_WHAT THE EXERCISE ASKS_
Skip the images and print the listing exactly.

● ● ● ● ● ● ●

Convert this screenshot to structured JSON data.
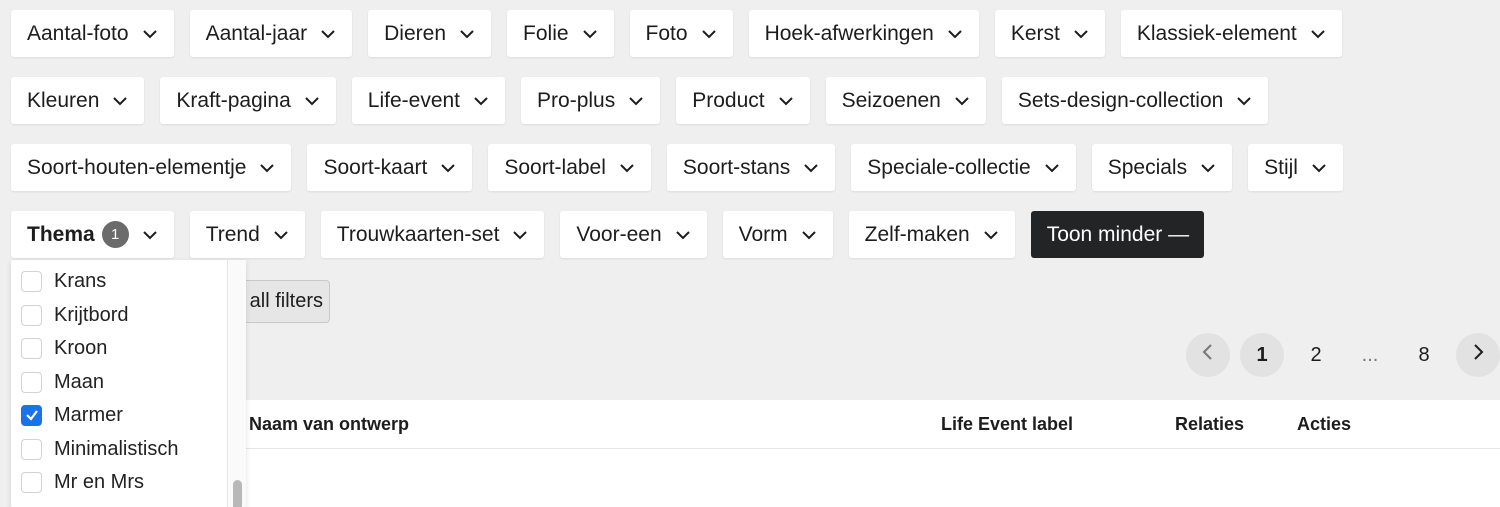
{
  "filters": {
    "row1": [
      "Aantal-foto",
      "Aantal-jaar",
      "Dieren",
      "Folie",
      "Foto",
      "Hoek-afwerkingen",
      "Kerst",
      "Klassiek-element"
    ],
    "row2": [
      "Kleuren",
      "Kraft-pagina",
      "Life-event",
      "Pro-plus",
      "Product",
      "Seizoenen",
      "Sets-design-collection"
    ],
    "row3": [
      "Soort-houten-elementje",
      "Soort-kaart",
      "Soort-label",
      "Soort-stans",
      "Speciale-collectie",
      "Specials",
      "Stijl"
    ],
    "row4": {
      "thema": {
        "label": "Thema",
        "count": "1"
      },
      "rest": [
        "Trend",
        "Trouwkaarten-set",
        "Voor-een",
        "Vorm",
        "Zelf-maken"
      ],
      "toggle": "Toon minder —"
    }
  },
  "clear_button": "all filters",
  "dropdown": {
    "options": [
      {
        "label": "Krans",
        "checked": false
      },
      {
        "label": "Krijtbord",
        "checked": false
      },
      {
        "label": "Kroon",
        "checked": false
      },
      {
        "label": "Maan",
        "checked": false
      },
      {
        "label": "Marmer",
        "checked": true
      },
      {
        "label": "Minimalistisch",
        "checked": false
      },
      {
        "label": "Mr en Mrs",
        "checked": false
      }
    ]
  },
  "pagination": {
    "pages": [
      "1",
      "2",
      "...",
      "8"
    ],
    "current": "1"
  },
  "table": {
    "columns": [
      "Naam van ontwerp",
      "Life Event label",
      "Relaties",
      "Acties"
    ]
  },
  "colors": {
    "accent": "#1a73e8",
    "dark_button": "#222426",
    "badge": "#6b6b6b"
  },
  "icons": {
    "chevron": "chevron-down-icon",
    "prev": "chevron-left-icon",
    "next": "chevron-right-icon",
    "check": "check-icon"
  }
}
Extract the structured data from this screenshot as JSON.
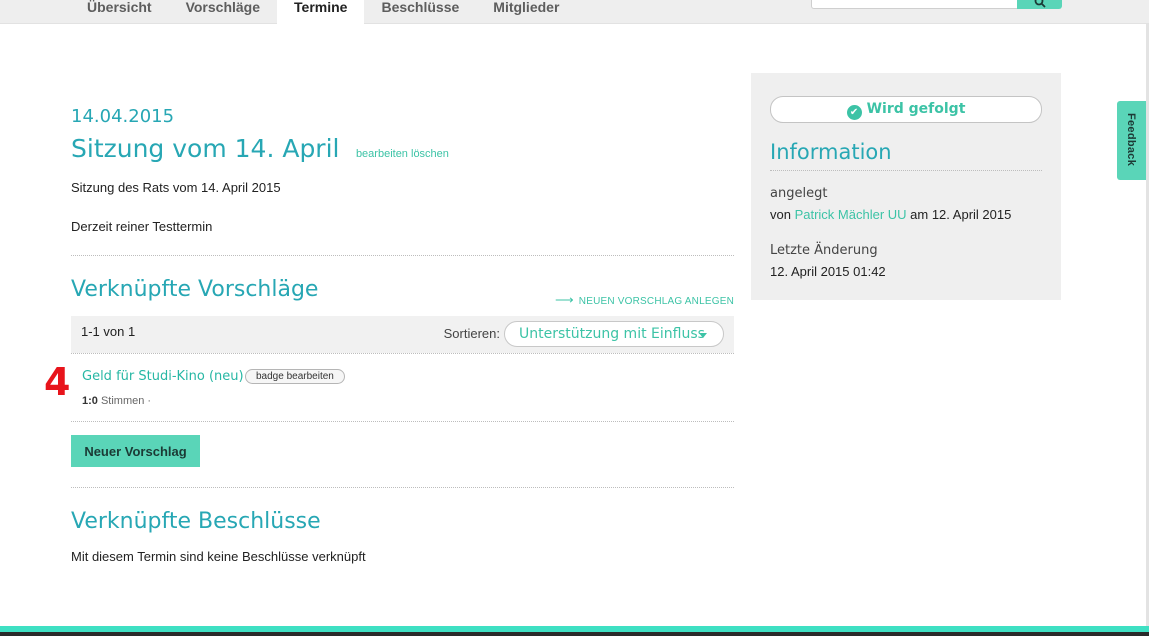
{
  "nav": {
    "tabs": [
      {
        "label": "Übersicht"
      },
      {
        "label": "Vorschläge"
      },
      {
        "label": "Termine"
      },
      {
        "label": "Beschlüsse"
      },
      {
        "label": "Mitglieder"
      }
    ],
    "active_tab": "Termine",
    "search_icon": "search-icon"
  },
  "event": {
    "date": "14.04.2015",
    "title": "Sitzung vom 14. April",
    "edit_label": "bearbeiten",
    "delete_label": "löschen",
    "subtitle": "Sitzung des Rats vom 14. April 2015",
    "description": "Derzeit reiner Testtermin"
  },
  "proposals": {
    "section_title": "Verknüpfte Vorschläge",
    "new_link": "NEUEN VORSCHLAG ANLEGEN",
    "count": "1-1 von 1",
    "sort_label": "Sortieren:",
    "sort_value": "Unterstützung mit Einfluss",
    "items": [
      {
        "number": "4",
        "title": "Geld für Studi-Kino (neu)",
        "badge_button": "badge bearbeiten",
        "votes_bold": "1:0",
        "votes_text": " Stimmen ·"
      }
    ],
    "new_button": "Neuer Vorschlag"
  },
  "decisions": {
    "section_title": "Verknüpfte Beschlüsse",
    "empty_text": "Mit diesem Termin sind keine Beschlüsse verknüpft"
  },
  "sidebar": {
    "follow_button": "Wird gefolgt",
    "info_title": "Information",
    "created_label": "angelegt",
    "created_prefix": "von ",
    "created_author": "Patrick Mächler UU",
    "created_suffix": " am 12. April 2015",
    "modified_label": "Letzte Änderung",
    "modified_value": "12. April 2015 01:42"
  },
  "feedback_tab": "Feedback",
  "colors": {
    "accent": "#27a7b4",
    "brand_green": "#5ad5b8",
    "link_green": "#3cc3a6",
    "number_red": "#e8141b"
  }
}
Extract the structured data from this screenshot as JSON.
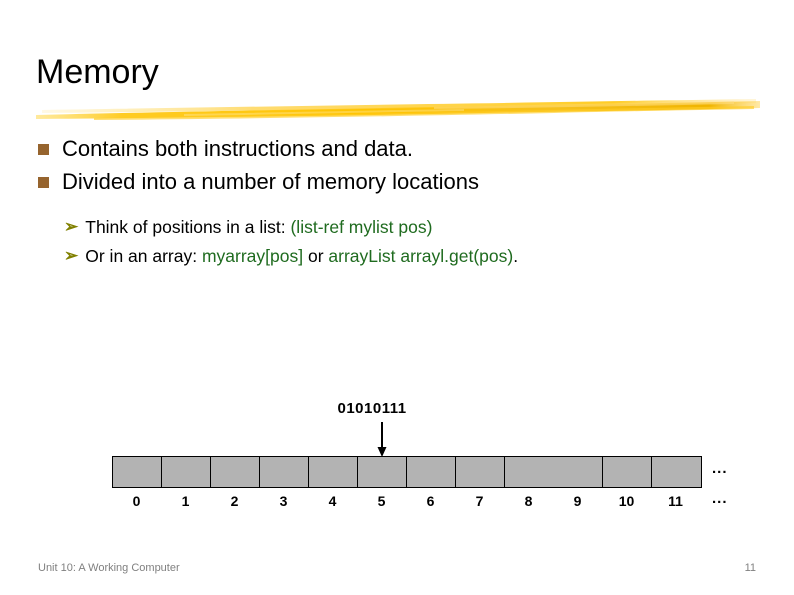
{
  "slide": {
    "title": "Memory",
    "bullets": [
      {
        "text": "Contains both instructions and data."
      },
      {
        "text": "Divided into a number of memory locations"
      }
    ],
    "subbullets": [
      {
        "marker": "➢",
        "parts": [
          {
            "text": "Think of positions in a list: ",
            "style": "plain"
          },
          {
            "text": "(list-ref mylist pos)",
            "style": "code"
          }
        ]
      },
      {
        "marker": "➢",
        "parts": [
          {
            "text": "Or in an array: ",
            "style": "plain"
          },
          {
            "text": "myarray[pos]",
            "style": "code"
          },
          {
            "text": " or ",
            "style": "plain"
          },
          {
            "text": "arrayList arrayl.get(pos)",
            "style": "code"
          },
          {
            "text": ".",
            "style": "plain"
          }
        ]
      }
    ],
    "diagram": {
      "bits_label": "01010111",
      "arrow_target_index": 5,
      "cell_labels": [
        "0",
        "1",
        "2",
        "3",
        "4",
        "5",
        "6",
        "7",
        "8",
        "9",
        "10",
        "11"
      ],
      "cells_ellipsis": "...",
      "numbers_ellipsis": "...",
      "cell_fill": "#B3B3B3",
      "cell_border": "#000000"
    },
    "footer": {
      "left": "Unit 10: A Working Computer",
      "page": "11"
    },
    "colors": {
      "bullet_marker": "#96642E",
      "sub_marker": "#808000",
      "code_green": "#1F6B1F",
      "brush_yellow": "#FFC60B",
      "footer_gray": "#808080"
    }
  }
}
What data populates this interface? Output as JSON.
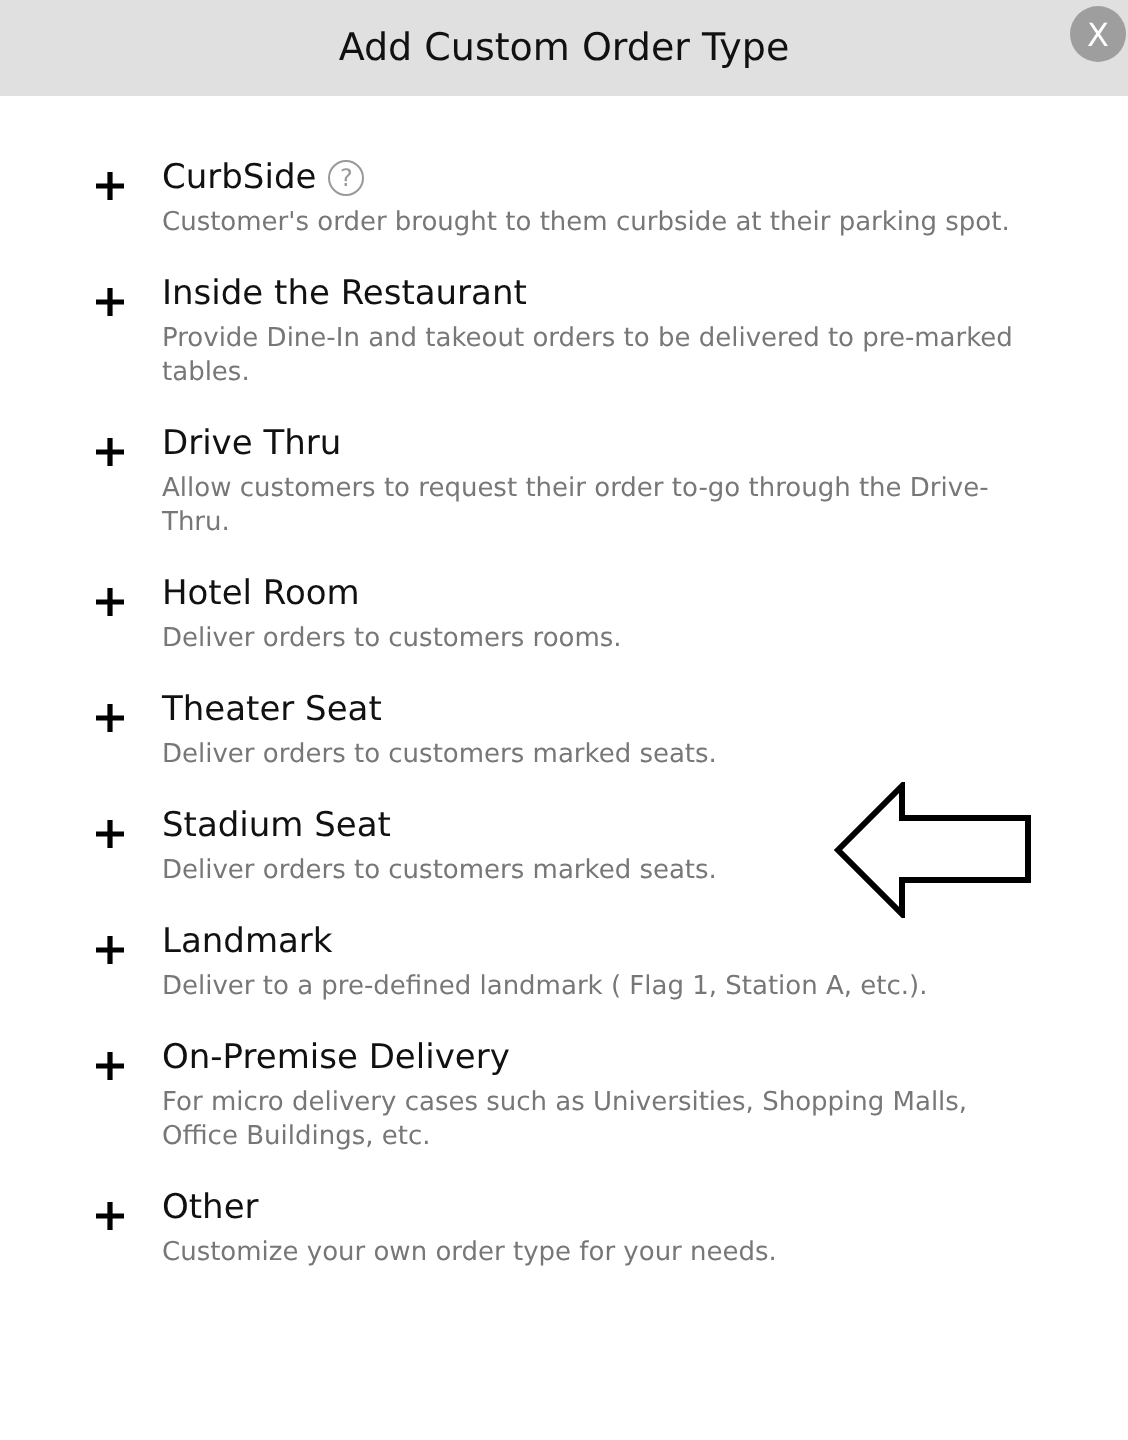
{
  "dialog": {
    "title": "Add Custom Order Type",
    "close": "X"
  },
  "order_types": [
    {
      "title": "CurbSide",
      "help": "?",
      "description": "Customer's order brought to them curbside at their parking spot."
    },
    {
      "title": "Inside the Restaurant",
      "description": "Provide Dine-In and takeout orders to be delivered to pre-marked tables."
    },
    {
      "title": "Drive Thru",
      "description": "Allow customers to request their order to-go through the Drive-Thru."
    },
    {
      "title": "Hotel Room",
      "description": "Deliver orders to customers rooms."
    },
    {
      "title": "Theater Seat",
      "description": "Deliver orders to customers marked seats."
    },
    {
      "title": "Stadium Seat",
      "description": "Deliver orders to customers marked seats."
    },
    {
      "title": "Landmark",
      "description": "Deliver to a pre-defined landmark ( Flag 1, Station A, etc.)."
    },
    {
      "title": "On-Premise Delivery",
      "description": "For micro delivery cases such as Universities, Shopping Malls, Office Buildings, etc."
    },
    {
      "title": "Other",
      "description": "Customize your own order type for your needs."
    }
  ]
}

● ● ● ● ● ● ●

_TASK RESPONSE_
Convert this screenshot to structured JSON data.
{
  "filters": {
    "row1": [
      "Aantal-foto",
      "Aantal-jaar",
      "Dieren",
      "Folie",
      "Foto",
      "Hoek-afwerkingen",
      "Kerst",
      "Klassiek-element"
    ],
    "row2": [
      "Kleuren",
      "Kraft-pagina",
      "Life-event",
      "Pro-plus",
      "Product",
      "Seizoenen",
      "Sets-design-collection"
    ],
    "row3": [
      "Soort-houten-elementje",
      "Soort-kaart",
      "Soort-label",
      "Soort-stans",
      "Speciale-collectie",
      "Specials",
      "Stijl"
    ],
    "row4": {
      "thema": {
        "label": "Thema",
        "count": "1"
      },
      "rest": [
        "Trend",
        "Trouwkaarten-set",
        "Voor-een",
        "Vorm",
        "Zelf-maken"
      ],
      "toggle": "Toon minder —"
    }
  },
  "clear_button": "all filters",
  "dropdown": {
    "options": [
      {
        "label": "Krans",
        "checked": false
      },
      {
        "label": "Krijtbord",
        "checked": false
      },
      {
        "label": "Kroon",
        "checked": false
      },
      {
        "label": "Maan",
        "checked": false
      },
      {
        "label": "Marmer",
        "checked": true
      },
      {
        "label": "Minimalistisch",
        "checked": false
      },
      {
        "label": "Mr en Mrs",
        "checked": false
      }
    ]
  },
  "pagination": {
    "pages": [
      "1",
      "2",
      "...",
      "8"
    ],
    "current": "1"
  },
  "table": {
    "columns": [
      "Naam van ontwerp",
      "Life Event label",
      "Relaties",
      "Acties"
    ]
  },
  "colors": {
    "accent": "#1a73e8",
    "dark_button": "#222426",
    "badge": "#6b6b6b"
  },
  "icons": {
    "chevron": "chevron-down-icon",
    "prev": "chevron-left-icon",
    "next": "chevron-right-icon",
    "check": "check-icon"
  }
}
Extract the structured data from this screenshot as JSON.
{
  "nav": {
    "tabs": [
      {
        "label": "Übersicht"
      },
      {
        "label": "Vorschläge"
      },
      {
        "label": "Termine"
      },
      {
        "label": "Beschlüsse"
      },
      {
        "label": "Mitglieder"
      }
    ],
    "active_tab": "Termine",
    "search_icon": "search-icon"
  },
  "event": {
    "date": "14.04.2015",
    "title": "Sitzung vom 14. April",
    "edit_label": "bearbeiten",
    "delete_label": "löschen",
    "subtitle": "Sitzung des Rats vom 14. April 2015",
    "description": "Derzeit reiner Testtermin"
  },
  "proposals": {
    "section_title": "Verknüpfte Vorschläge",
    "new_link": "NEUEN VORSCHLAG ANLEGEN",
    "count": "1-1 von 1",
    "sort_label": "Sortieren:",
    "sort_value": "Unterstützung mit Einfluss",
    "items": [
      {
        "number": "4",
        "title": "Geld für Studi-Kino (neu)",
        "badge_button": "badge bearbeiten",
        "votes_bold": "1:0",
        "votes_text": " Stimmen ·"
      }
    ],
    "new_button": "Neuer Vorschlag"
  },
  "decisions": {
    "section_title": "Verknüpfte Beschlüsse",
    "empty_text": "Mit diesem Termin sind keine Beschlüsse verknüpft"
  },
  "sidebar": {
    "follow_button": "Wird gefolgt",
    "info_title": "Information",
    "created_label": "angelegt",
    "created_prefix": "von ",
    "created_author": "Patrick Mächler UU",
    "created_suffix": " am 12. April 2015",
    "modified_label": "Letzte Änderung",
    "modified_value": "12. April 2015 01:42"
  },
  "feedback_tab": "Feedback",
  "colors": {
    "accent": "#27a7b4",
    "brand_green": "#5ad5b8",
    "link_green": "#3cc3a6",
    "number_red": "#e8141b"
  }
}
Extract the structured data from this screenshot as JSON.
{
  "slide": {
    "title": "Memory",
    "bullets": [
      {
        "text": "Contains both instructions and data."
      },
      {
        "text": "Divided into a number of memory locations"
      }
    ],
    "subbullets": [
      {
        "marker": "➢",
        "parts": [
          {
            "text": "Think of positions in a list: ",
            "style": "plain"
          },
          {
            "text": "(list-ref mylist pos)",
            "style": "code"
          }
        ]
      },
      {
        "marker": "➢",
        "parts": [
          {
            "text": "Or in an array: ",
            "style": "plain"
          },
          {
            "text": "myarray[pos]",
            "style": "code"
          },
          {
            "text": " or ",
            "style": "plain"
          },
          {
            "text": "arrayList arrayl.get(pos)",
            "style": "code"
          },
          {
            "text": ".",
            "style": "plain"
          }
        ]
      }
    ],
    "diagram": {
      "bits_label": "01010111",
      "arrow_target_index": 5,
      "cell_labels": [
        "0",
        "1",
        "2",
        "3",
        "4",
        "5",
        "6",
        "7",
        "8",
        "9",
        "10",
        "11"
      ],
      "cells_ellipsis": "...",
      "numbers_ellipsis": "...",
      "cell_fill": "#B3B3B3",
      "cell_border": "#000000"
    },
    "footer": {
      "left": "Unit 10: A Working Computer",
      "page": "11"
    },
    "colors": {
      "bullet_marker": "#96642E",
      "sub_marker": "#808000",
      "code_green": "#1F6B1F",
      "brush_yellow": "#FFC60B",
      "footer_gray": "#808080"
    }
  }
}
What data populates this interface? Output as JSON.
{
  "dialog": {
    "title": "Add Custom Order Type",
    "close": "X"
  },
  "order_types": [
    {
      "title": "CurbSide",
      "help": "?",
      "description": "Customer's order brought to them curbside at their parking spot."
    },
    {
      "title": "Inside the Restaurant",
      "description": "Provide Dine-In and takeout orders to be delivered to pre-marked tables."
    },
    {
      "title": "Drive Thru",
      "description": "Allow customers to request their order to-go through the Drive-Thru."
    },
    {
      "title": "Hotel Room",
      "description": "Deliver orders to customers rooms."
    },
    {
      "title": "Theater Seat",
      "description": "Deliver orders to customers marked seats."
    },
    {
      "title": "Stadium Seat",
      "description": "Deliver orders to customers marked seats."
    },
    {
      "title": "Landmark",
      "description": "Deliver to a pre-defined landmark ( Flag 1, Station A, etc.)."
    },
    {
      "title": "On-Premise Delivery",
      "description": "For micro delivery cases such as Universities, Shopping Malls, Office Buildings, etc."
    },
    {
      "title": "Other",
      "description": "Customize your own order type for your needs."
    }
  ]
}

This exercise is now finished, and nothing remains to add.